- _Problem to work on_
Would you reproduce every record exactly, leaving out the pictures?

- _Task input_
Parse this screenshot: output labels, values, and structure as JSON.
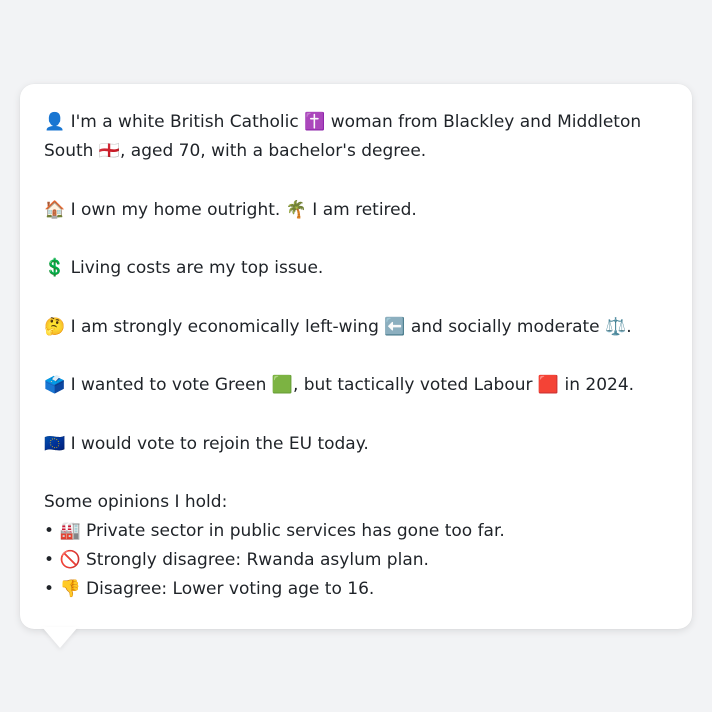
{
  "profile": {
    "identity": {
      "icon": "👤",
      "text_a": "I'm a white British Catholic",
      "icon_religion": "✝️",
      "text_b": "woman from Blackley and Middleton South",
      "icon_flag": "🏴󠁧󠁢󠁥󠁮󠁧󠁿",
      "text_c": ", aged 70, with a bachelor's degree."
    },
    "home": {
      "icon": "🏠",
      "text_a": "I own my home outright.",
      "icon_retired": "🌴",
      "text_b": "I am retired."
    },
    "issue": {
      "icon": "💲",
      "text": "Living costs are my top issue."
    },
    "politics": {
      "icon": "🤔",
      "text_a": "I am strongly economically left-wing",
      "icon_left": "⬅️",
      "text_b": "and socially moderate",
      "icon_moderate": "⚖️",
      "text_c": "."
    },
    "vote": {
      "icon": "🗳️",
      "text_a": "I wanted to vote Green",
      "icon_green": "🟩",
      "text_b": ", but tactically voted Labour",
      "icon_labour": "🟥",
      "text_c": "in 2024."
    },
    "eu": {
      "icon": "🇪🇺",
      "text": "I would vote to rejoin the EU today."
    },
    "opinions": {
      "heading": "Some opinions I hold:",
      "bullet": "•",
      "items": [
        {
          "icon": "🏭",
          "text": "Private sector in public services has gone too far."
        },
        {
          "icon": "🚫",
          "text": "Strongly disagree: Rwanda asylum plan."
        },
        {
          "icon": "👎",
          "text": "Disagree: Lower voting age to 16."
        }
      ]
    }
  }
}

- _Expected output_
Parse this screenshot: output labels, values, and structure as JSON.
{
  "profile": {
    "identity": {
      "icon": "👤",
      "text_a": "I'm a white British Catholic",
      "icon_religion": "✝️",
      "text_b": "woman from Blackley and Middleton South",
      "icon_flag": "🏴󠁧󠁢󠁥󠁮󠁧󠁿",
      "text_c": ", aged 70, with a bachelor's degree."
    },
    "home": {
      "icon": "🏠",
      "text_a": "I own my home outright.",
      "icon_retired": "🌴",
      "text_b": "I am retired."
    },
    "issue": {
      "icon": "💲",
      "text": "Living costs are my top issue."
    },
    "politics": {
      "icon": "🤔",
      "text_a": "I am strongly economically left-wing",
      "icon_left": "⬅️",
      "text_b": "and socially moderate",
      "icon_moderate": "⚖️",
      "text_c": "."
    },
    "vote": {
      "icon": "🗳️",
      "text_a": "I wanted to vote Green",
      "icon_green": "🟩",
      "text_b": ", but tactically voted Labour",
      "icon_labour": "🟥",
      "text_c": "in 2024."
    },
    "eu": {
      "icon": "🇪🇺",
      "text": "I would vote to rejoin the EU today."
    },
    "opinions": {
      "heading": "Some opinions I hold:",
      "bullet": "•",
      "items": [
        {
          "icon": "🏭",
          "text": "Private sector in public services has gone too far."
        },
        {
          "icon": "🚫",
          "text": "Strongly disagree: Rwanda asylum plan."
        },
        {
          "icon": "👎",
          "text": "Disagree: Lower voting age to 16."
        }
      ]
    }
  }
}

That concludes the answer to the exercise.